### Instructions to follow
All the entries need to be duplicated exactly, with the pictures omitted.

### Entries from a dataset of interfaces

>>>

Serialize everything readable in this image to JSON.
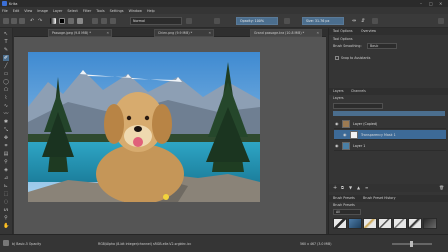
{
  "window": {
    "title": "Krita"
  },
  "menubar": {
    "items": [
      "File",
      "Edit",
      "View",
      "Image",
      "Layer",
      "Select",
      "Filter",
      "Tools",
      "Settings",
      "Window",
      "Help"
    ]
  },
  "toolbar": {
    "blend_mode": "Normal",
    "opacity_label": "Opacity: 100%",
    "size_label": "Size: 31.76 px"
  },
  "document_tabs": [
    {
      "label": "Passage.jpeg (9.8 MiB) *"
    },
    {
      "label": "Chien.png (9.9 MiB) *"
    },
    {
      "label": "Grand passage.kra (10.8 MiB) *"
    }
  ],
  "right_dock": {
    "tool_options_tab": "Tool Options",
    "overview_tab": "Overview",
    "tool_options_title": "Tool Options",
    "brush_smoothing_label": "Brush Smoothing:",
    "brush_smoothing_value": "Basic",
    "snap_label": "Snap to Assistants",
    "layers_tab": "Layers",
    "channels_tab": "Channels",
    "layers_header": "Layers",
    "layers": [
      {
        "name": "Layer (Copied)",
        "selected": false,
        "thumb_color": "#9c7a52"
      },
      {
        "name": "Transparency Mask 1",
        "selected": true,
        "thumb_color": "#f2f2f2"
      },
      {
        "name": "Layer 1",
        "selected": false,
        "thumb_color": "#4a7fa5"
      }
    ],
    "brush_presets_tab": "Brush Presets",
    "brush_history_tab": "Brush Preset History",
    "brush_presets_header": "Brush Presets",
    "brush_tag": "All"
  },
  "status": {
    "left": "b) Basic-5 Opacity",
    "center": "RGB/Alpha (8-bit integer/channel)  sRGB-elle-V2-srgbtrc.icc",
    "right": "560 x 467 (3.0 MiB)"
  },
  "colors": {
    "accent": "#4b6e8e",
    "selected_layer": "#3d6a97",
    "fg_color": "#000000",
    "bg_color": "#ffffff"
  }
}
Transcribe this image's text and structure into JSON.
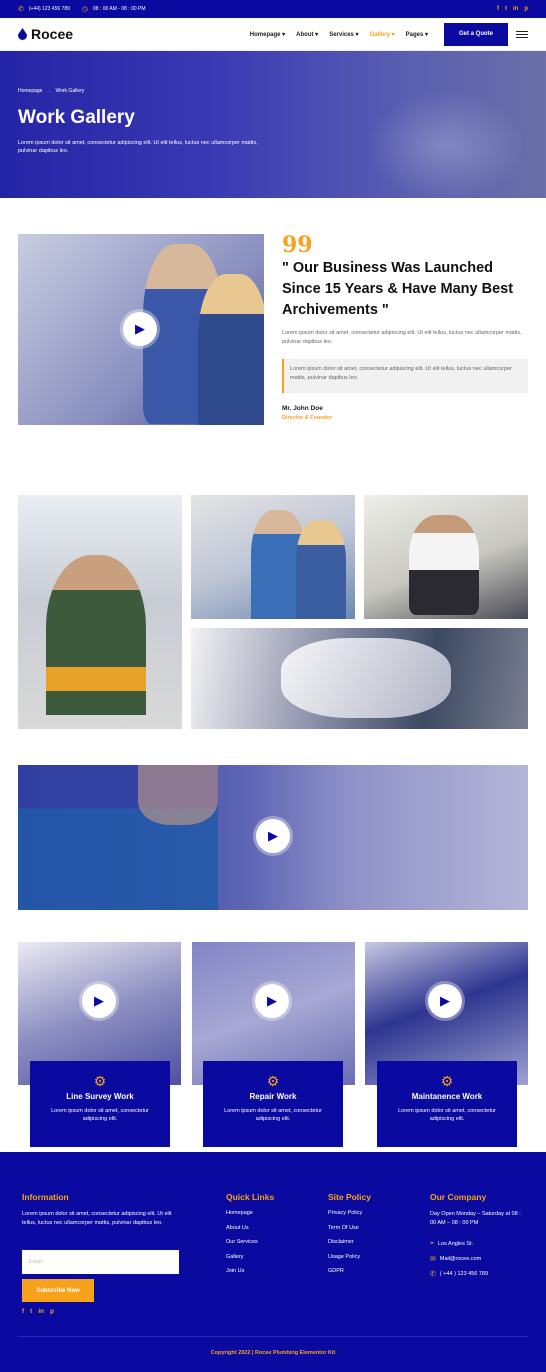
{
  "topbar": {
    "phone": "(+44) 123 456 789",
    "hours": "08 : 00 AM - 08 : 00 PM",
    "social": [
      "f",
      "t",
      "in",
      "p"
    ]
  },
  "nav": {
    "logo": "Rocee",
    "items": [
      "Homepage",
      "About",
      "Services",
      "Gallery",
      "Pages"
    ],
    "active": "Gallery",
    "quote_label": "Get a Quote"
  },
  "hero": {
    "crumb_home": "Homepage",
    "crumb_current": "Work Gallery",
    "title": "Work Gallery",
    "text": "Lorem ipsum dolor sit amet, consectetur adipiscing elit. Ut elit tellus, luctus nec ullamcorper mattis, pulvinar dapibus leo."
  },
  "about": {
    "quote_mark": "99",
    "heading": "\" Our Business Was Launched Since 15 Years & Have Many Best Archivements \"",
    "desc": "Lorem ipsum dolor sit amet, consectetur adipiscing elit. Ut elit tellus, luctus nec ullamcorper mattis, pulvinar dapibus leo.",
    "block": "Lorem ipsum dolor sit amet, consectetur adipiscing elit. Ut elit tellus, luctus nec ullamcorper mattis, pulvinar dapibus leo.",
    "name": "Mr. John Doe",
    "role": "Director & Founder"
  },
  "services": [
    {
      "title": "Line Survey Work",
      "text": "Lorem ipsum dolor sit amet, consectetur adipiscing elit."
    },
    {
      "title": "Repair Work",
      "text": "Lorem ipsum dolor sit amet, consectetur adipiscing elit."
    },
    {
      "title": "Maintanence Work",
      "text": "Lorem ipsum dolor sit amet, consectetur adipiscing elit."
    }
  ],
  "footer": {
    "info_title": "Information",
    "info_text": "Lorem ipsum dolor sit amet, consectetur adipiscing elit. Ut elit tellus, luctus nec ullamcorper mattis, pulvinar dapibus leo.",
    "email_placeholder": "Email",
    "subscribe_label": "Subscribe Now",
    "social": [
      "f",
      "t",
      "in",
      "p"
    ],
    "links_title": "Quick Links",
    "links": [
      "Homepage",
      "About Us",
      "Our Services",
      "Gallery",
      "Join Us"
    ],
    "policy_title": "Site Policy",
    "policy": [
      "Privacy Policy",
      "Term Of Use",
      "Disclaimer",
      "Usage Policy",
      "GDPR"
    ],
    "company_title": "Our Company",
    "company_hours": "Day Open Monday – Saturday at 08 : 00 AM – 08 : 00 PM",
    "address": "Los Angles St.",
    "mail": "Mail@rocee.com",
    "phone": "( +44 ) 123 456 789",
    "copyright": "Copyright 2022 | Rocee Plumbing Elementor Kit"
  }
}
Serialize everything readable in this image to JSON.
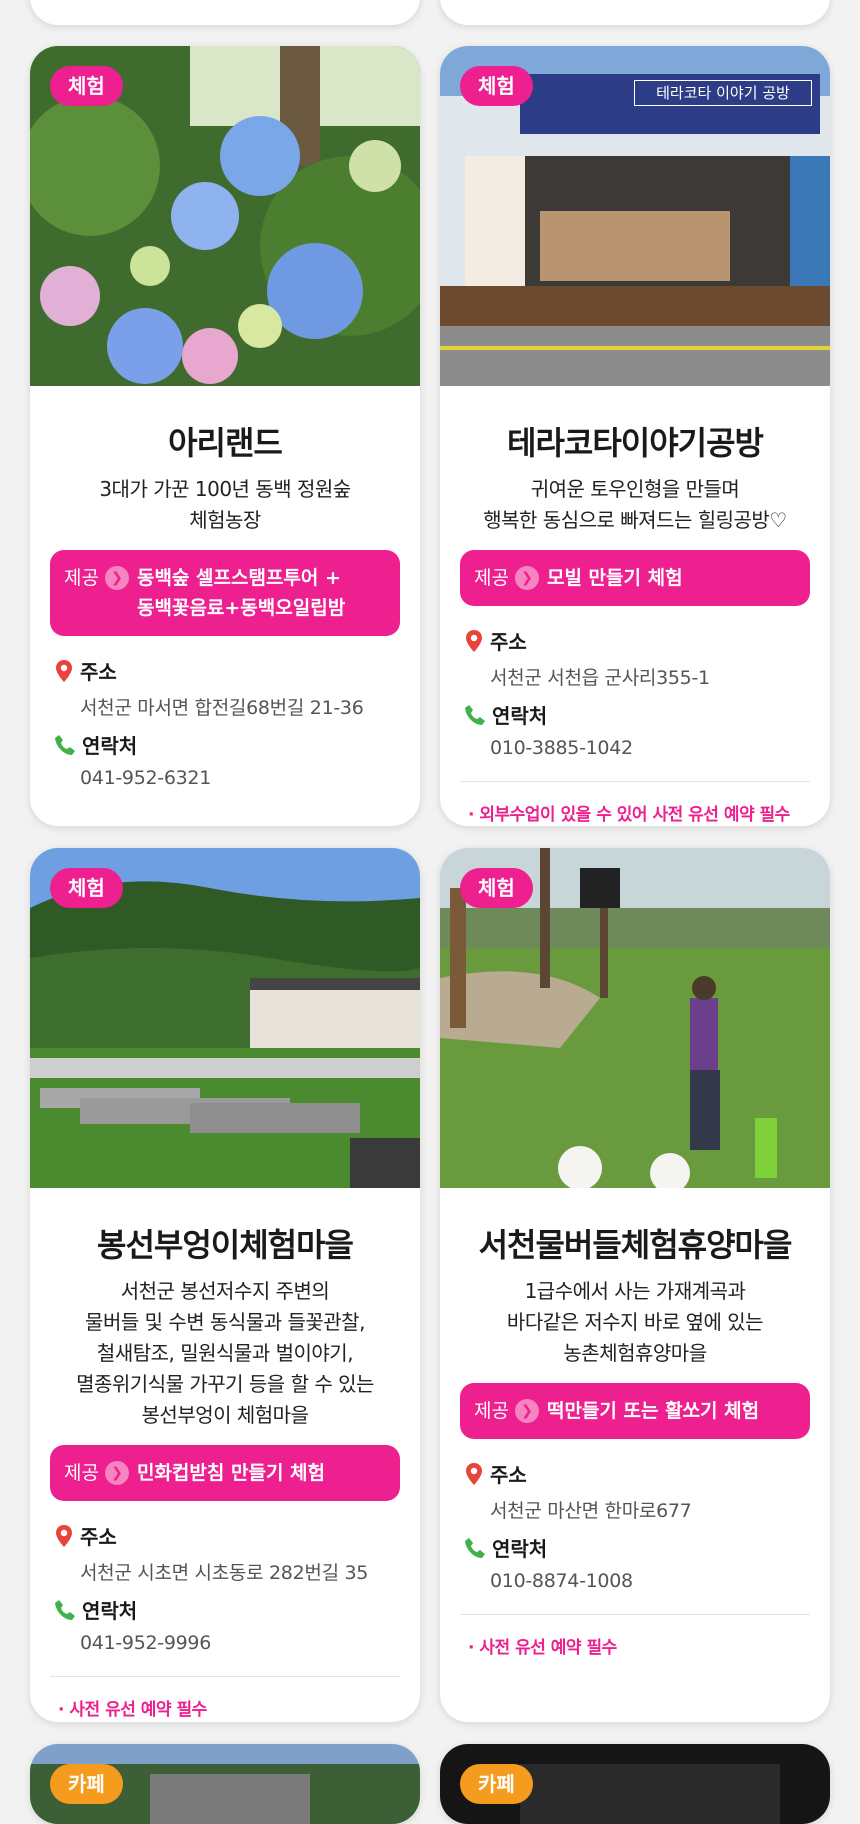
{
  "cards": [
    {
      "badge": "체험",
      "title": "아리랜드",
      "desc": "3대가 가꾼 100년 동백 정원숲\n체험농장",
      "offer_label": "제공",
      "offer": "동백숲 셀프스탬프투어 +\n동백꽃음료+동백오일립밤",
      "address_label": "주소",
      "address": "서천군 마서면 합전길68번길 21-36",
      "contact_label": "연락처",
      "contact": "041-952-6321",
      "note": ""
    },
    {
      "badge": "체험",
      "sign": "테라코타 이야기 공방",
      "title": "테라코타이야기공방",
      "desc": "귀여운 토우인형을 만들며\n행복한 동심으로 빠져드는 힐링공방♡",
      "offer_label": "제공",
      "offer": "모빌 만들기 체험",
      "address_label": "주소",
      "address": "서천군 서천읍 군사리355-1",
      "contact_label": "연락처",
      "contact": "010-3885-1042",
      "note": "· 외부수업이 있을 수 있어 사전 유선 예약 필수"
    },
    {
      "badge": "체험",
      "title": "봉선부엉이체험마을",
      "desc": "서천군 봉선저수지 주변의\n물버들 및 수변 동식물과 들꽃관찰,\n철새탐조, 밀원식물과 벌이야기,\n멸종위기식물 가꾸기 등을 할 수 있는\n봉선부엉이 체험마을",
      "offer_label": "제공",
      "offer": "민화컵받침 만들기 체험",
      "address_label": "주소",
      "address": "서천군 시초면 시초동로 282번길 35",
      "contact_label": "연락처",
      "contact": "041-952-9996",
      "note": "· 사전 유선 예약 필수"
    },
    {
      "badge": "체험",
      "title": "서천물버들체험휴양마을",
      "desc": "1급수에서 사는 가재계곡과\n바다같은 저수지 바로 옆에 있는\n농촌체험휴양마을",
      "offer_label": "제공",
      "offer": "떡만들기 또는 활쏘기 체험",
      "address_label": "주소",
      "address": "서천군 마산면 한마로677",
      "contact_label": "연락처",
      "contact": "010-8874-1008",
      "note": "· 사전 유선 예약 필수"
    }
  ],
  "bottom_badges": [
    "카페",
    "카페"
  ],
  "colors": {
    "accent": "#ee1f8f",
    "cafe": "#f59b1d"
  }
}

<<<

### Answer to this task
Serialize everything readable in this image to JSON.
{
  "window": {
    "title": "Krita"
  },
  "menubar": {
    "items": [
      "File",
      "Edit",
      "View",
      "Image",
      "Layer",
      "Select",
      "Filter",
      "Tools",
      "Settings",
      "Window",
      "Help"
    ]
  },
  "toolbar": {
    "blend_mode": "Normal",
    "opacity_label": "Opacity: 100%",
    "size_label": "Size: 31.76 px"
  },
  "document_tabs": [
    {
      "label": "Passage.jpeg (9.8 MiB) *"
    },
    {
      "label": "Chien.png (9.9 MiB) *"
    },
    {
      "label": "Grand passage.kra (10.8 MiB) *"
    }
  ],
  "right_dock": {
    "tool_options_tab": "Tool Options",
    "overview_tab": "Overview",
    "tool_options_title": "Tool Options",
    "brush_smoothing_label": "Brush Smoothing:",
    "brush_smoothing_value": "Basic",
    "snap_label": "Snap to Assistants",
    "layers_tab": "Layers",
    "channels_tab": "Channels",
    "layers_header": "Layers",
    "layers": [
      {
        "name": "Layer (Copied)",
        "selected": false,
        "thumb_color": "#9c7a52"
      },
      {
        "name": "Transparency Mask 1",
        "selected": true,
        "thumb_color": "#f2f2f2"
      },
      {
        "name": "Layer 1",
        "selected": false,
        "thumb_color": "#4a7fa5"
      }
    ],
    "brush_presets_tab": "Brush Presets",
    "brush_history_tab": "Brush Preset History",
    "brush_presets_header": "Brush Presets",
    "brush_tag": "All"
  },
  "status": {
    "left": "b) Basic-5 Opacity",
    "center": "RGB/Alpha (8-bit integer/channel)  sRGB-elle-V2-srgbtrc.icc",
    "right": "560 x 467 (3.0 MiB)"
  },
  "colors": {
    "accent": "#4b6e8e",
    "selected_layer": "#3d6a97",
    "fg_color": "#000000",
    "bg_color": "#ffffff"
  }
}
Transcribe this image's text and structure into JSON.
{
  "topbar": {
    "phone": "(+44) 123 456 789",
    "hours": "08 : 00 AM - 08 : 00 PM",
    "social": [
      "f",
      "t",
      "in",
      "p"
    ]
  },
  "nav": {
    "logo": "Rocee",
    "items": [
      "Homepage",
      "About",
      "Services",
      "Gallery",
      "Pages"
    ],
    "active": "Gallery",
    "quote_label": "Get a Quote"
  },
  "hero": {
    "crumb_home": "Homepage",
    "crumb_current": "Work Gallery",
    "title": "Work Gallery",
    "text": "Lorem ipsum dolor sit amet, consectetur adipiscing elit. Ut elit tellus, luctus nec ullamcorper mattis, pulvinar dapibus leo."
  },
  "about": {
    "quote_mark": "99",
    "heading": "\" Our Business Was Launched Since 15 Years & Have Many Best Archivements \"",
    "desc": "Lorem ipsum dolor sit amet, consectetur adipiscing elit. Ut elit tellus, luctus nec ullamcorper mattis, pulvinar dapibus leo.",
    "block": "Lorem ipsum dolor sit amet, consectetur adipiscing elit. Ut elit tellus, luctus nec ullamcorper mattis, pulvinar dapibus leo.",
    "name": "Mr. John Doe",
    "role": "Director & Founder"
  },
  "services": [
    {
      "title": "Line Survey Work",
      "text": "Lorem ipsum dolor sit amet, consectetur adipiscing elit."
    },
    {
      "title": "Repair Work",
      "text": "Lorem ipsum dolor sit amet, consectetur adipiscing elit."
    },
    {
      "title": "Maintanence Work",
      "text": "Lorem ipsum dolor sit amet, consectetur adipiscing elit."
    }
  ],
  "footer": {
    "info_title": "Information",
    "info_text": "Lorem ipsum dolor sit amet, consectetur adipiscing elit. Ut elit tellus, luctus nec ullamcorper mattis, pulvinar dapibus leo.",
    "email_placeholder": "Email",
    "subscribe_label": "Subscribe Now",
    "social": [
      "f",
      "t",
      "in",
      "p"
    ],
    "links_title": "Quick Links",
    "links": [
      "Homepage",
      "About Us",
      "Our Services",
      "Gallery",
      "Join Us"
    ],
    "policy_title": "Site Policy",
    "policy": [
      "Privacy Policy",
      "Term Of Use",
      "Disclaimer",
      "Usage Policy",
      "GDPR"
    ],
    "company_title": "Our Company",
    "company_hours": "Day Open Monday – Saturday at 08 : 00 AM – 08 : 00 PM",
    "address": "Los Angles St.",
    "mail": "Mail@rocee.com",
    "phone": "( +44 ) 123 456 789",
    "copyright": "Copyright 2022 | Rocee Plumbing Elementor Kit"
  }
}
Serialize everything readable in this image to JSON.
{
  "cards": [
    {
      "badge": "체험",
      "title": "아리랜드",
      "desc": "3대가 가꾼 100년 동백 정원숲\n체험농장",
      "offer_label": "제공",
      "offer": "동백숲 셀프스탬프투어 +\n동백꽃음료+동백오일립밤",
      "address_label": "주소",
      "address": "서천군 마서면 합전길68번길 21-36",
      "contact_label": "연락처",
      "contact": "041-952-6321",
      "note": ""
    },
    {
      "badge": "체험",
      "sign": "테라코타 이야기 공방",
      "title": "테라코타이야기공방",
      "desc": "귀여운 토우인형을 만들며\n행복한 동심으로 빠져드는 힐링공방♡",
      "offer_label": "제공",
      "offer": "모빌 만들기 체험",
      "address_label": "주소",
      "address": "서천군 서천읍 군사리355-1",
      "contact_label": "연락처",
      "contact": "010-3885-1042",
      "note": "· 외부수업이 있을 수 있어 사전 유선 예약 필수"
    },
    {
      "badge": "체험",
      "title": "봉선부엉이체험마을",
      "desc": "서천군 봉선저수지 주변의\n물버들 및 수변 동식물과 들꽃관찰,\n철새탐조, 밀원식물과 벌이야기,\n멸종위기식물 가꾸기 등을 할 수 있는\n봉선부엉이 체험마을",
      "offer_label": "제공",
      "offer": "민화컵받침 만들기 체험",
      "address_label": "주소",
      "address": "서천군 시초면 시초동로 282번길 35",
      "contact_label": "연락처",
      "contact": "041-952-9996",
      "note": "· 사전 유선 예약 필수"
    },
    {
      "badge": "체험",
      "title": "서천물버들체험휴양마을",
      "desc": "1급수에서 사는 가재계곡과\n바다같은 저수지 바로 옆에 있는\n농촌체험휴양마을",
      "offer_label": "제공",
      "offer": "떡만들기 또는 활쏘기 체험",
      "address_label": "주소",
      "address": "서천군 마산면 한마로677",
      "contact_label": "연락처",
      "contact": "010-8874-1008",
      "note": "· 사전 유선 예약 필수"
    }
  ],
  "bottom_badges": [
    "카페",
    "카페"
  ],
  "colors": {
    "accent": "#ee1f8f",
    "cafe": "#f59b1d"
  }
}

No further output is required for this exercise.